Postdoctoral Trainee, Department of Cel;l and Developmental Biology
1161 21st Avenue South, Medical Center North, Nashville, TN, TN 37232

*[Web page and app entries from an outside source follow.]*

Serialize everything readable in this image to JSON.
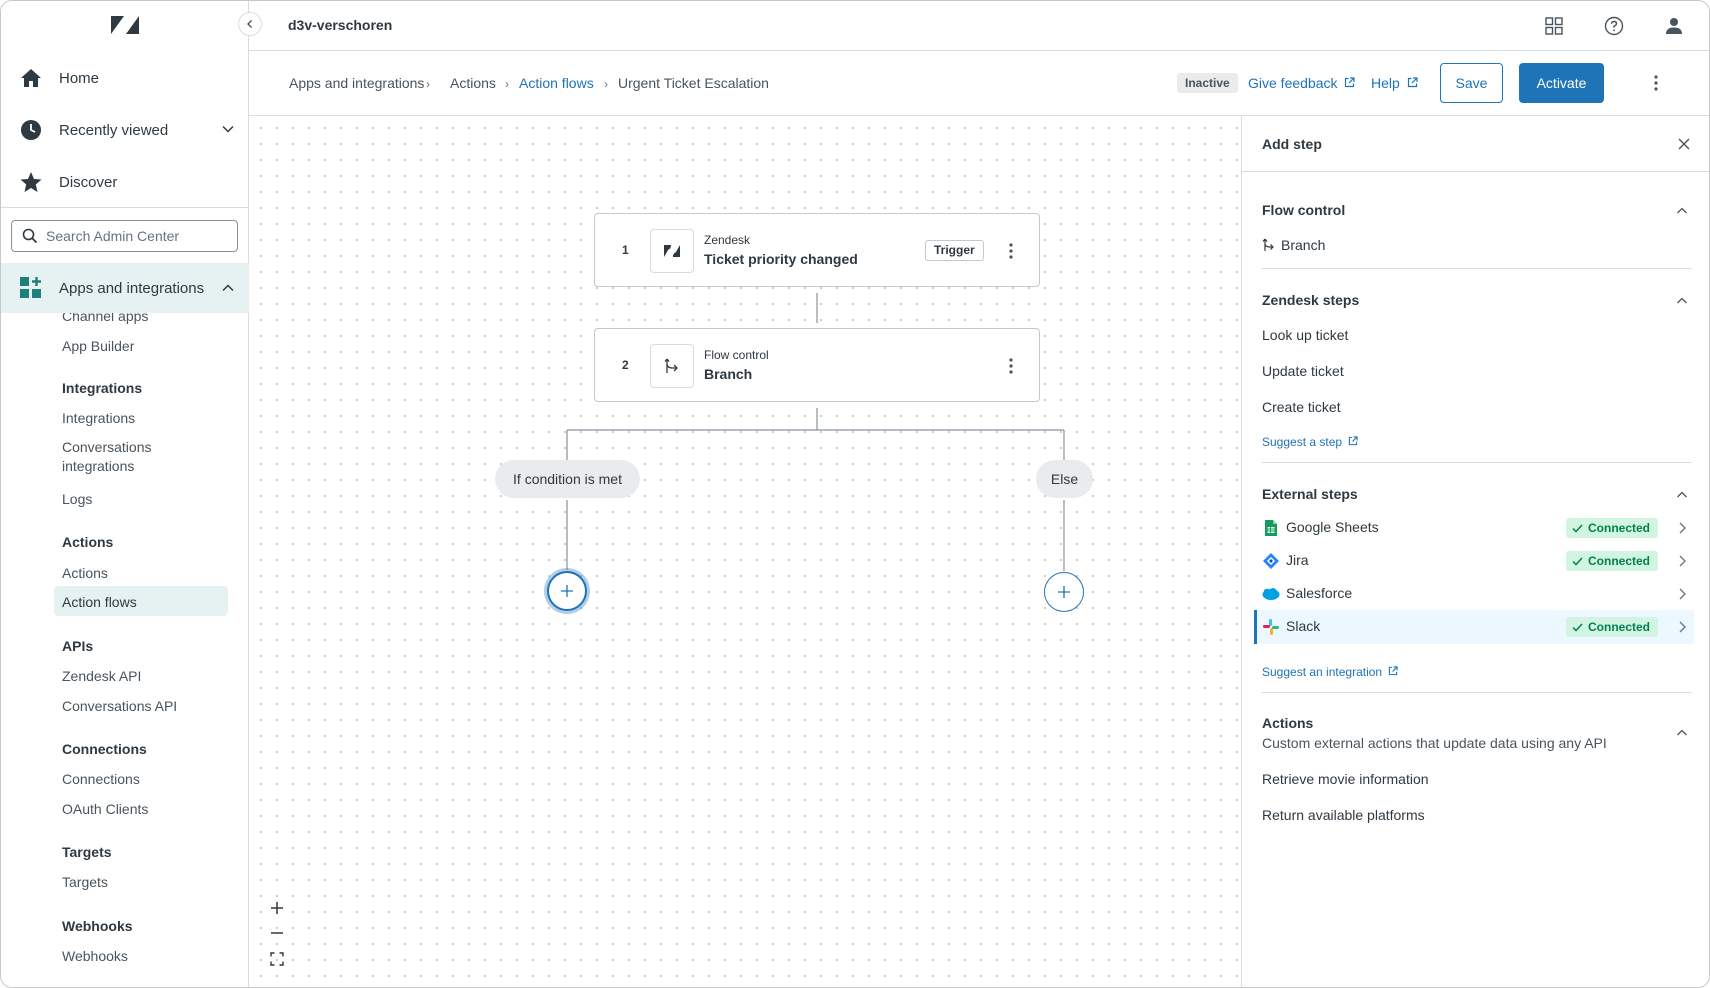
{
  "sidebar": {
    "home": "Home",
    "recently_viewed": "Recently viewed",
    "discover": "Discover",
    "search_placeholder": "Search Admin Center",
    "apps_integrations": "Apps and integrations",
    "channel_apps": "Channel apps",
    "app_builder": "App Builder",
    "integrations_head": "Integrations",
    "integrations": "Integrations",
    "conversations_integrations_1": "Conversations",
    "conversations_integrations_2": "integrations",
    "logs": "Logs",
    "actions_head": "Actions",
    "actions": "Actions",
    "action_flows": "Action flows",
    "apis_head": "APIs",
    "zendesk_api": "Zendesk API",
    "conversations_api": "Conversations API",
    "connections_head": "Connections",
    "connections": "Connections",
    "oauth_clients": "OAuth Clients",
    "targets_head": "Targets",
    "targets": "Targets",
    "webhooks_head": "Webhooks",
    "webhooks": "Webhooks"
  },
  "topbar": {
    "account": "d3v-verschoren"
  },
  "header": {
    "breadcrumb": [
      "Apps and integrations",
      "Actions",
      "Action flows",
      "Urgent Ticket Escalation"
    ],
    "status": "Inactive",
    "give_feedback": "Give feedback",
    "help": "Help",
    "save": "Save",
    "activate": "Activate"
  },
  "flow": {
    "steps": [
      {
        "number": "1",
        "category": "Zendesk",
        "title": "Ticket priority changed",
        "tag": "Trigger"
      },
      {
        "number": "2",
        "category": "Flow control",
        "title": "Branch"
      }
    ],
    "branch_if": "If condition is met",
    "branch_else": "Else"
  },
  "panel": {
    "title": "Add step",
    "flow_control": {
      "title": "Flow control",
      "items": [
        "Branch"
      ]
    },
    "zendesk_steps": {
      "title": "Zendesk steps",
      "items": [
        "Look up ticket",
        "Update ticket",
        "Create ticket"
      ],
      "suggest": "Suggest a step"
    },
    "external_steps": {
      "title": "External steps",
      "items": [
        {
          "name": "Google Sheets",
          "status": "Connected"
        },
        {
          "name": "Jira",
          "status": "Connected"
        },
        {
          "name": "Salesforce",
          "status": ""
        },
        {
          "name": "Slack",
          "status": "Connected"
        }
      ],
      "suggest": "Suggest an integration"
    },
    "actions": {
      "title": "Actions",
      "description": "Custom external actions that update data using any API",
      "items": [
        "Retrieve movie information",
        "Return available platforms"
      ]
    }
  },
  "colors": {
    "accent": "#1f73b7",
    "sidebar_active": "#e6f2f1",
    "connected_bg": "#d1f5e0",
    "connected_text": "#037f52"
  }
}
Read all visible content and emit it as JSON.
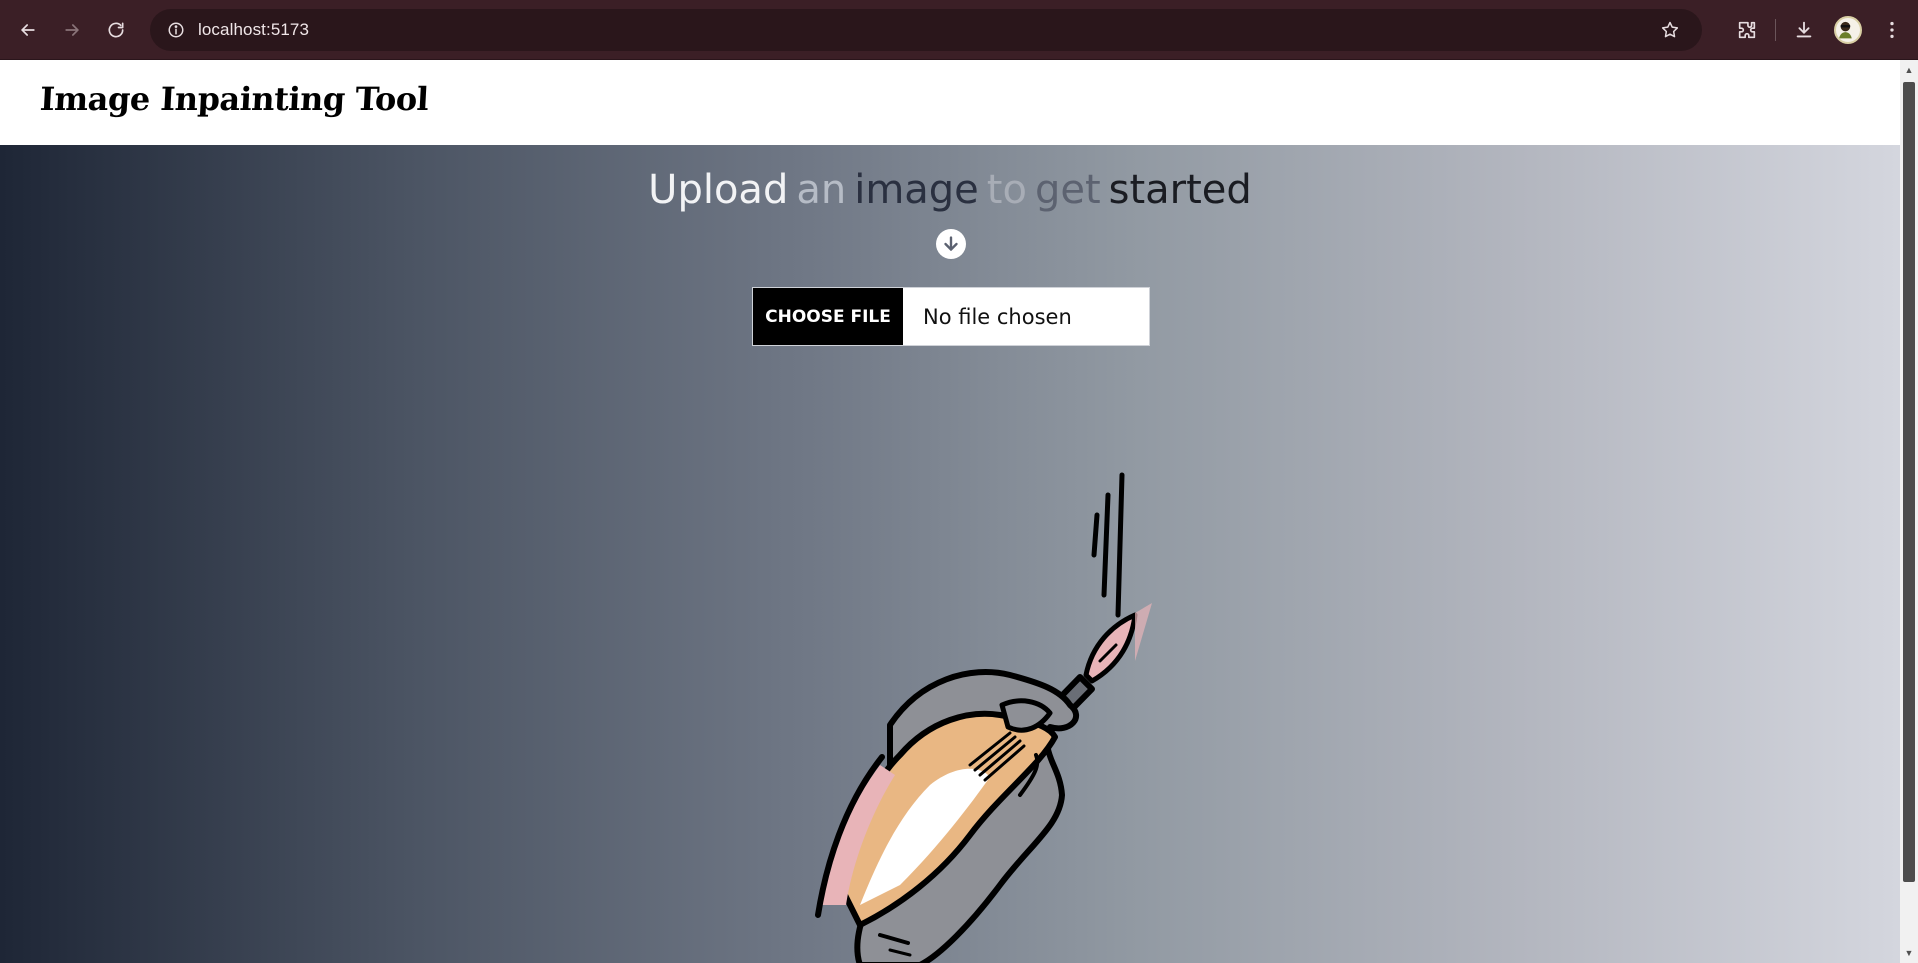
{
  "browser": {
    "url": "localhost:5173",
    "nav": {
      "back_icon": "arrow-left-icon",
      "forward_icon": "arrow-right-icon",
      "reload_icon": "reload-icon"
    },
    "toolbar_icons": [
      "star-icon",
      "extensions-icon",
      "download-icon",
      "profile-avatar",
      "more-vert-icon"
    ]
  },
  "app": {
    "title": "Image Inpainting Tool"
  },
  "hero": {
    "heading_words": [
      {
        "text": "Upload",
        "color": "#f2f3f5"
      },
      {
        "text": "an",
        "color": "#b6bcc6"
      },
      {
        "text": "image",
        "color": "#2a3040"
      },
      {
        "text": "to",
        "color": "#a8adb6"
      },
      {
        "text": "get",
        "color": "#5c6270"
      },
      {
        "text": "started",
        "color": "#1a1c22"
      }
    ],
    "arrow_icon": "arrow-down-circle-icon"
  },
  "file_input": {
    "button_label": "CHOOSE FILE",
    "status": "No file chosen"
  },
  "colors": {
    "browser_bar": "#3b1f26",
    "gradient_start": "#1e2636",
    "gradient_end": "#d4d6de",
    "button_bg": "#000000"
  }
}
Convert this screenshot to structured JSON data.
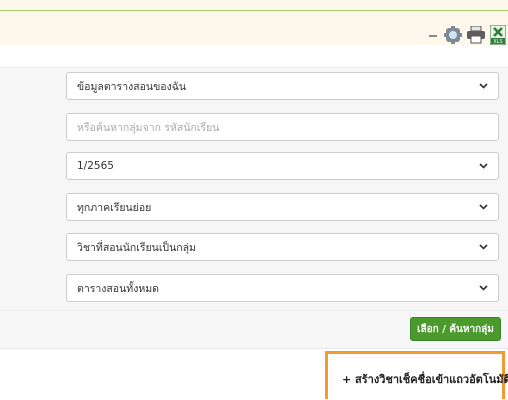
{
  "toolbar": {
    "icons": [
      "minus-icon",
      "settings-cog-icon",
      "printer-icon",
      "excel-export-icon"
    ],
    "excel_badge": "XLS",
    "colors": {
      "excel": "#2f7d3a",
      "icon_gray": "#6c6c6c"
    }
  },
  "filters": {
    "view_select": "ข้อมูลตารางสอนของฉัน",
    "search_placeholder": "หรือค้นหากลุ่มจาก รหัสนักเรียน",
    "term_select": "1/2565",
    "level_select": "ทุกภาคเรียนย่อย",
    "subject_select": "วิชาที่สอนนักเรียนเป็นกลุ่ม",
    "schedule_select": "ตารางสอนทั้งหมด",
    "submit_label": "เลือก / ค้นหากลุ่ม"
  },
  "actions": {
    "auto_create_label": "+ สร้างวิชาเช็คชื่อเข้าแถวอัตโนมัติ"
  },
  "colors": {
    "accent_green": "#4a9a2c",
    "highlight_orange": "#f39a33",
    "top_line": "#a8cf6a"
  }
}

Sora Lee, Ph.D., joined the program in 2015 under the mentorship of Jason MacGurn, PhD, and her research focuses on re-wiring protein degradation networks to target inflammation. There is mounting evidence that many human diseases – particularly diseases related to protein misfolding and aggregation such as neurodegenarative disorders – are associated with diminished function of the ubiquitin-proteasome system and altered ubiquitin homeostasis. Given the emerging consensus that dysregulation of ubiquitin homeostasis is a key feature of neurodegeneration, some have proposed restoring ubiquitin levels as a potential therapeutic strategy. However, very little is known about regulation of ubiquitin homeostasis in physiological conditions, during cellular aging, in response to cellular stress, or in states of disease. Thus, there is a critical need to dissect the basic mechanisms responsible for regulating ubiquitin metabolism and to identify new pathways which may be targeted to facilitate precise manipulation of ubiquitin homeostasis in the context of disease cells. In MacGurn lab, Dr. Lee found that phosphorylation of ubiquitin regulates its metabolism in the cells. Based on the preliminary results from live cell imaging, reconstitution biochemistry, and biophysical experiments, it is proposed that direct phosphorylation of ubiquitin prevents the recycling of ubiquitin conjugates from substrates during degradation, and that the cellular concentration of ubiquitin is tightly regulated by a ubiquitin phosphoregulatory cycle. These findings have important implications for how cells maintain ubiquitin homeostasis and may reveal therapeutic strategies for restoring ubiquitin levels in the context of disease.